Sandra Roche also addressed challenges posed by joints in multi-material products, compared to mono-material counterparts. Additionally, she discussed the complexities associated with end-of-life (EoL) treatment for multi-material products, due to the difficulties in separating the different materials. Recognizing the importance of recyclability, reusability, as well as additional functionalities such as maintenance, repair, and overhaul (MRO) activities, LEVIS incorporates specific tasks to enhance the disassembly capability. ITAINNOVA’s work showcased how a well-formulated adhesive enables the introduction of debonding-on-demand capability in joints while maintaining the joint’s in-service performance.

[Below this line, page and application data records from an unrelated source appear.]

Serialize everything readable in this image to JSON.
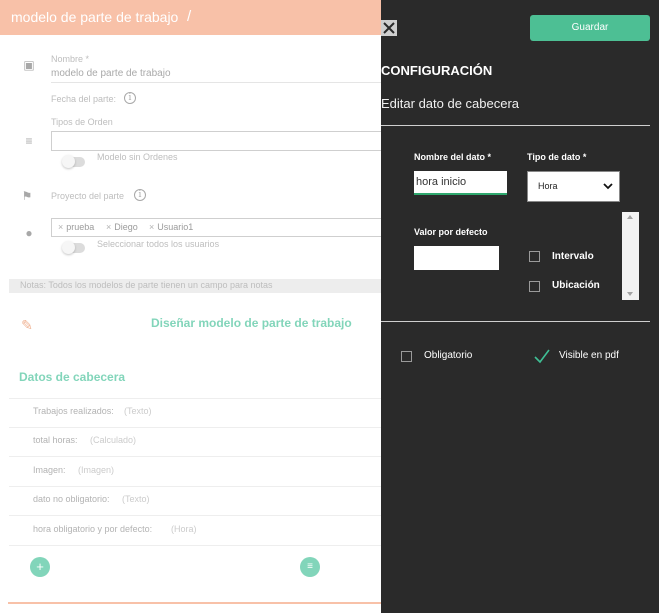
{
  "form": {
    "header_title": "modelo de parte de trabajo",
    "header_slash": "/",
    "nombre_label": "Nombre *",
    "nombre_value": "modelo de parte de trabajo",
    "fecha_label": "Fecha del parte:",
    "tipos_label": "Tipos de Orden",
    "modelo_sin_ordenes": "Modelo sin Ordenes",
    "proyecto_label": "Proyecto del parte",
    "users": [
      "prueba",
      "Diego",
      "Usuario1"
    ],
    "seleccionar_todos": "Seleccionar todos los usuarios",
    "notes": "Notas: Todos los modelos de parte tienen un campo para notas",
    "design_link": "Diseñar modelo de parte de trabajo",
    "datos_title": "Datos de cabecera",
    "fields": [
      {
        "name": "Trabajos realizados:",
        "type": "(Texto)"
      },
      {
        "name": "total horas:",
        "type": "(Calculado)"
      },
      {
        "name": "Imagen:",
        "type": "(Imagen)"
      },
      {
        "name": "dato no obligatorio:",
        "type": "(Texto)"
      },
      {
        "name": "hora obligatorio y por defecto:",
        "type": "(Hora)"
      }
    ],
    "add_icon": "plus-icon",
    "list_icon": "list-icon"
  },
  "panel": {
    "save_label": "Guardar",
    "config_title": "CONFIGURACIÓN",
    "edit_title": "Editar dato de cabecera",
    "nombre_dato_label": "Nombre del dato *",
    "nombre_dato_value": "hora inicio",
    "tipo_dato_label": "Tipo de dato *",
    "tipo_dato_value": "Hora",
    "valor_defecto_label": "Valor por defecto",
    "valor_defecto_value": "",
    "intervalo_label": "Intervalo",
    "ubicacion_label": "Ubicación",
    "obligatorio_label": "Obligatorio",
    "visible_pdf_label": "Visible en pdf",
    "visible_pdf_checked": true,
    "intervalo_checked": false,
    "ubicacion_checked": false,
    "obligatorio_checked": false,
    "accent_color": "#4dbf94",
    "header_color": "#f5a07a"
  }
}
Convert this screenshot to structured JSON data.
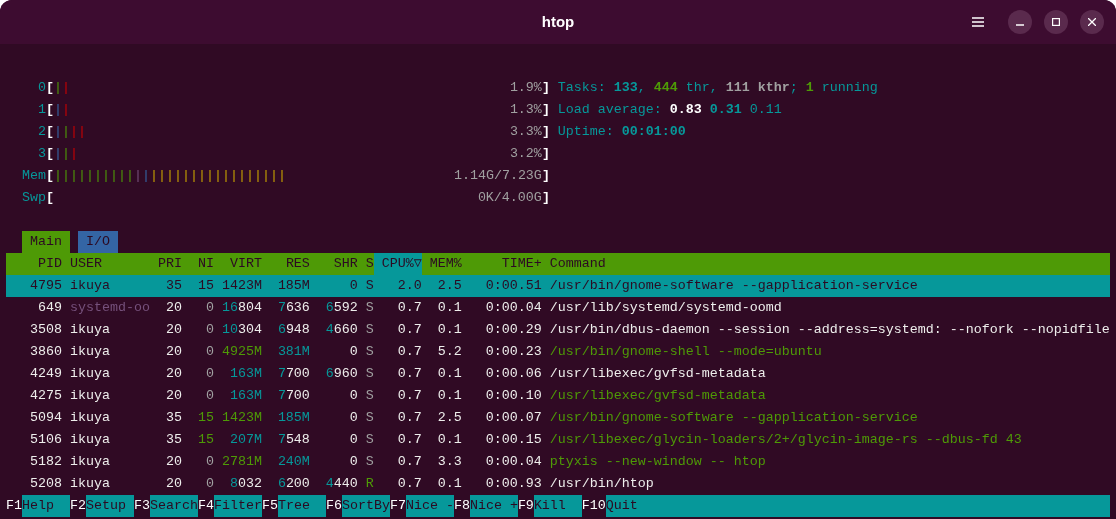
{
  "window": {
    "title": "htop"
  },
  "meters": [
    {
      "label": "0",
      "open": "[",
      "bars": [
        {
          "text": "|",
          "kind": "normal"
        },
        {
          "text": "|",
          "kind": "kernel"
        }
      ],
      "value": "1.9%",
      "close": "]"
    },
    {
      "label": "1",
      "open": "[",
      "bars": [
        {
          "text": "|",
          "kind": "low"
        },
        {
          "text": "|",
          "kind": "kernel"
        }
      ],
      "value": "1.3%",
      "close": "]"
    },
    {
      "label": "2",
      "open": "[",
      "bars": [
        {
          "text": "|",
          "kind": "low"
        },
        {
          "text": "|",
          "kind": "normal"
        },
        {
          "text": "||",
          "kind": "kernel"
        }
      ],
      "value": "3.3%",
      "close": "]"
    },
    {
      "label": "3",
      "open": "[",
      "bars": [
        {
          "text": "|",
          "kind": "low"
        },
        {
          "text": "|",
          "kind": "normal"
        },
        {
          "text": "|",
          "kind": "kernel"
        }
      ],
      "value": "3.2%",
      "close": "]"
    },
    {
      "label": "Mem",
      "open": "[",
      "bars": [
        {
          "text": "||||||||||",
          "kind": "used"
        },
        {
          "text": "|",
          "kind": "shared"
        },
        {
          "text": "|",
          "kind": "buffers"
        },
        {
          "text": "|||||||||||||||||",
          "kind": "cache"
        }
      ],
      "value": "1.14G/7.23G",
      "close": "]"
    },
    {
      "label": "Swp",
      "open": "[",
      "value": "0K/4.00G",
      "close": "]"
    }
  ],
  "summary": [
    [
      {
        "text": "Tasks: ",
        "kind": "label"
      },
      {
        "text": "133",
        "kind": "value"
      },
      {
        "text": ", ",
        "kind": "label"
      },
      {
        "text": "444",
        "kind": "accent"
      },
      {
        "text": " thr, ",
        "kind": "label"
      },
      {
        "text": "111 kthr",
        "kind": "muted"
      },
      {
        "text": "; ",
        "kind": "label"
      },
      {
        "text": "1",
        "kind": "accent"
      },
      {
        "text": " running",
        "kind": "label"
      }
    ],
    [
      {
        "text": "Load average: ",
        "kind": "label"
      },
      {
        "text": "0.83 ",
        "kind": "highlight"
      },
      {
        "text": "0.31 ",
        "kind": "value"
      },
      {
        "text": "0.11",
        "kind": "label"
      }
    ],
    [
      {
        "text": "Uptime: ",
        "kind": "label"
      },
      {
        "text": "00:01:00",
        "kind": "value"
      }
    ]
  ],
  "tabs": [
    {
      "label": "Main",
      "selected": true
    },
    {
      "label": "I/O",
      "selected": false
    }
  ],
  "columns": [
    {
      "label": "PID",
      "sorted": false
    },
    {
      "label": "USER",
      "sorted": false
    },
    {
      "label": "PRI",
      "sorted": false
    },
    {
      "label": "NI",
      "sorted": false
    },
    {
      "label": "VIRT",
      "sorted": false
    },
    {
      "label": "RES",
      "sorted": false
    },
    {
      "label": "SHR",
      "sorted": false
    },
    {
      "label": "S",
      "sorted": false
    },
    {
      "label": "CPU%▽",
      "sorted": true
    },
    {
      "label": "MEM%",
      "sorted": false
    },
    {
      "label": "TIME+",
      "sorted": false
    },
    {
      "label": "Command",
      "sorted": false
    }
  ],
  "processes": [
    {
      "selected": true,
      "cells": [
        "4795",
        "ikuya",
        "35",
        "15",
        "1423M",
        "185M",
        "0",
        "S",
        "2.0",
        "2.5",
        "0:00.51",
        "/usr/bin/gnome-software --gapplication-service"
      ]
    },
    {
      "selected": false,
      "cells": [
        "649",
        [
          {
            "text": "systemd-oo",
            "kind": "system"
          }
        ],
        "20",
        [
          {
            "text": "0",
            "kind": "dim"
          }
        ],
        [
          {
            "text": "16",
            "kind": "magnitude"
          },
          {
            "text": "804",
            "kind": "normal"
          }
        ],
        [
          {
            "text": "7",
            "kind": "magnitude"
          },
          {
            "text": "636",
            "kind": "normal"
          }
        ],
        [
          {
            "text": "6",
            "kind": "magnitude"
          },
          {
            "text": "592",
            "kind": "normal"
          }
        ],
        [
          {
            "text": "S",
            "kind": "dim"
          }
        ],
        "0.7",
        "0.1",
        "0:00.04",
        "/usr/lib/systemd/systemd-oomd"
      ]
    },
    {
      "selected": false,
      "cells": [
        "3508",
        "ikuya",
        "20",
        [
          {
            "text": "0",
            "kind": "dim"
          }
        ],
        [
          {
            "text": "10",
            "kind": "magnitude"
          },
          {
            "text": "304",
            "kind": "normal"
          }
        ],
        [
          {
            "text": "6",
            "kind": "magnitude"
          },
          {
            "text": "948",
            "kind": "normal"
          }
        ],
        [
          {
            "text": "4",
            "kind": "magnitude"
          },
          {
            "text": "660",
            "kind": "normal"
          }
        ],
        [
          {
            "text": "S",
            "kind": "dim"
          }
        ],
        "0.7",
        "0.1",
        "0:00.29",
        "/usr/bin/dbus-daemon --session --address=systemd: --nofork --nopidfile"
      ]
    },
    {
      "selected": false,
      "cells": [
        "3860",
        "ikuya",
        "20",
        [
          {
            "text": "0",
            "kind": "dim"
          }
        ],
        [
          {
            "text": "4925M",
            "kind": "large"
          }
        ],
        [
          {
            "text": "381M",
            "kind": "magnitude"
          }
        ],
        "0",
        [
          {
            "text": "S",
            "kind": "dim"
          }
        ],
        "0.7",
        "5.2",
        "0:00.23",
        [
          {
            "text": "/usr/bin/gnome-shell --mode=ubuntu",
            "kind": "thread"
          }
        ]
      ]
    },
    {
      "selected": false,
      "cells": [
        "4249",
        "ikuya",
        "20",
        [
          {
            "text": "0",
            "kind": "dim"
          }
        ],
        [
          {
            "text": "163M",
            "kind": "magnitude"
          }
        ],
        [
          {
            "text": "7",
            "kind": "magnitude"
          },
          {
            "text": "700",
            "kind": "normal"
          }
        ],
        [
          {
            "text": "6",
            "kind": "magnitude"
          },
          {
            "text": "960",
            "kind": "normal"
          }
        ],
        [
          {
            "text": "S",
            "kind": "dim"
          }
        ],
        "0.7",
        "0.1",
        "0:00.06",
        "/usr/libexec/gvfsd-metadata"
      ]
    },
    {
      "selected": false,
      "cells": [
        "4275",
        "ikuya",
        "20",
        [
          {
            "text": "0",
            "kind": "dim"
          }
        ],
        [
          {
            "text": "163M",
            "kind": "magnitude"
          }
        ],
        [
          {
            "text": "7",
            "kind": "magnitude"
          },
          {
            "text": "700",
            "kind": "normal"
          }
        ],
        "0",
        [
          {
            "text": "S",
            "kind": "dim"
          }
        ],
        "0.7",
        "0.1",
        "0:00.10",
        [
          {
            "text": "/usr/libexec/gvfsd-metadata",
            "kind": "thread"
          }
        ]
      ]
    },
    {
      "selected": false,
      "cells": [
        "5094",
        "ikuya",
        "35",
        [
          {
            "text": "15",
            "kind": "large"
          }
        ],
        [
          {
            "text": "1423M",
            "kind": "large"
          }
        ],
        [
          {
            "text": "185M",
            "kind": "magnitude"
          }
        ],
        "0",
        [
          {
            "text": "S",
            "kind": "dim"
          }
        ],
        "0.7",
        "2.5",
        "0:00.07",
        [
          {
            "text": "/usr/bin/gnome-software --gapplication-service",
            "kind": "thread"
          }
        ]
      ]
    },
    {
      "selected": false,
      "cells": [
        "5106",
        "ikuya",
        "35",
        [
          {
            "text": "15",
            "kind": "large"
          }
        ],
        [
          {
            "text": "207M",
            "kind": "magnitude"
          }
        ],
        [
          {
            "text": "7",
            "kind": "magnitude"
          },
          {
            "text": "548",
            "kind": "normal"
          }
        ],
        "0",
        [
          {
            "text": "S",
            "kind": "dim"
          }
        ],
        "0.7",
        "0.1",
        "0:00.15",
        [
          {
            "text": "/usr/libexec/glycin-loaders/2+/glycin-image-rs --dbus-fd 43",
            "kind": "thread"
          }
        ]
      ]
    },
    {
      "selected": false,
      "cells": [
        "5182",
        "ikuya",
        "20",
        [
          {
            "text": "0",
            "kind": "dim"
          }
        ],
        [
          {
            "text": "2781M",
            "kind": "large"
          }
        ],
        [
          {
            "text": "240M",
            "kind": "magnitude"
          }
        ],
        "0",
        [
          {
            "text": "S",
            "kind": "dim"
          }
        ],
        "0.7",
        "3.3",
        "0:00.04",
        [
          {
            "text": "ptyxis --new-window -- htop",
            "kind": "thread"
          }
        ]
      ]
    },
    {
      "selected": false,
      "cells": [
        "5208",
        "ikuya",
        "20",
        [
          {
            "text": "0",
            "kind": "dim"
          }
        ],
        [
          {
            "text": "8",
            "kind": "magnitude"
          },
          {
            "text": "032",
            "kind": "normal"
          }
        ],
        [
          {
            "text": "6",
            "kind": "magnitude"
          },
          {
            "text": "200",
            "kind": "normal"
          }
        ],
        [
          {
            "text": "4",
            "kind": "magnitude"
          },
          {
            "text": "440",
            "kind": "normal"
          }
        ],
        [
          {
            "text": "R",
            "kind": "running"
          }
        ],
        "0.7",
        "0.1",
        "0:00.93",
        "/usr/bin/htop"
      ]
    }
  ],
  "function_keys": [
    {
      "key": "F1",
      "label": "Help"
    },
    {
      "key": "F2",
      "label": "Setup"
    },
    {
      "key": "F3",
      "label": "Search"
    },
    {
      "key": "F4",
      "label": "Filter"
    },
    {
      "key": "F5",
      "label": "Tree"
    },
    {
      "key": "F6",
      "label": "SortBy"
    },
    {
      "key": "F7",
      "label": "Nice -"
    },
    {
      "key": "F8",
      "label": "Nice +"
    },
    {
      "key": "F9",
      "label": "Kill"
    },
    {
      "key": "F10",
      "label": "Quit"
    }
  ]
}
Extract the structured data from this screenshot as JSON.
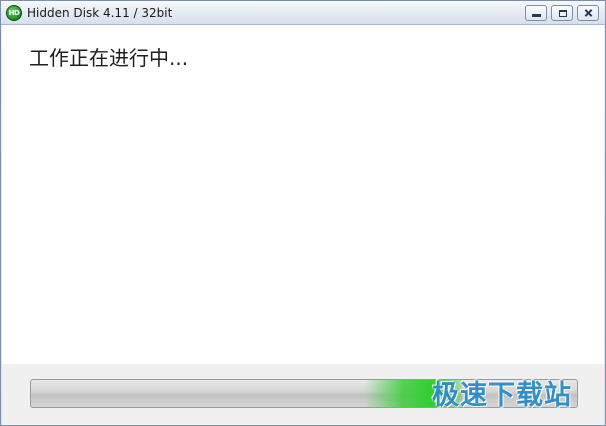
{
  "window": {
    "title": "Hidden Disk 4.11 / 32bit",
    "app_icon_text": "HD"
  },
  "caption_buttons": {
    "minimize_icon": "minimize-icon",
    "maximize_icon": "maximize-icon",
    "close_icon": "close-icon"
  },
  "content": {
    "status": "工作正在进行中..."
  },
  "progress": {
    "mode": "marquee",
    "glow_start": 0.61,
    "glow_end": 0.79,
    "accent": "#2fcf2f"
  },
  "watermark": {
    "text": "极速下载站",
    "color": "#2b8cc4"
  }
}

“The development of optimized multi-material components and the introduction of debonding-on-demand capability are key steps towards achieving weight reduction and improving the recyclability and reusability of multi-material products. LEVIS is paving the way for advancements in composite materials that will have a lasting impact on the automotive industry and beyond.”
– Sandra Roche, ITAINNOVA
Laura Mera, in her enlightening talk, emphasised the game-changing potential of novel resin chemistries for the industry. These advancements have the potential to revolutionize the automotive sector by enabling novel manufacturing routes such as Thermoplastic Resin Transfer Moulding (TP-RTM), which offers a promising balance of structural properties and cycle times. This will allow for an optimisation of production costs, resulting in an increased cost competitiveness of the lightweight automotive parts.
Despite the immense potential, the full deployment of TP-RTM technology faces various technological challenges due to the novelty of the manufacturing process. Thus, the talk also addressed some of the key considerations that need to be taken into account as well as details on the process window adjustment at the lab scale. These insights shed light on the path forward and ignited discussions on how these challenges can be overcome.
“We are excited about the groundbreaking advancements achieved through the LEVIS project. The development of new resin chemistries opens up endless possibilities for the automotive sector and beyond. We have made significant progress in addressing the challenges of TP-RTM technology, and we are confident that these innovations will drive the future of composite materials.”
– Laura Mera, AIMEN
LEVIS project aims to develop lightweight components for EVs using eco-design and circular approaches. LEVIS makes use of multi-material solutions based on fibre-reinforced thermoplastic composites integrated with metal, which will be produced using cost-effective and scalable manufacturing technologies. The project consortium’s goal is to demonstrate the technical and economic feasibility of producing these components in three real-case demonstrators at a large scale: a suspension arm, a battery box set and a cross-car beam.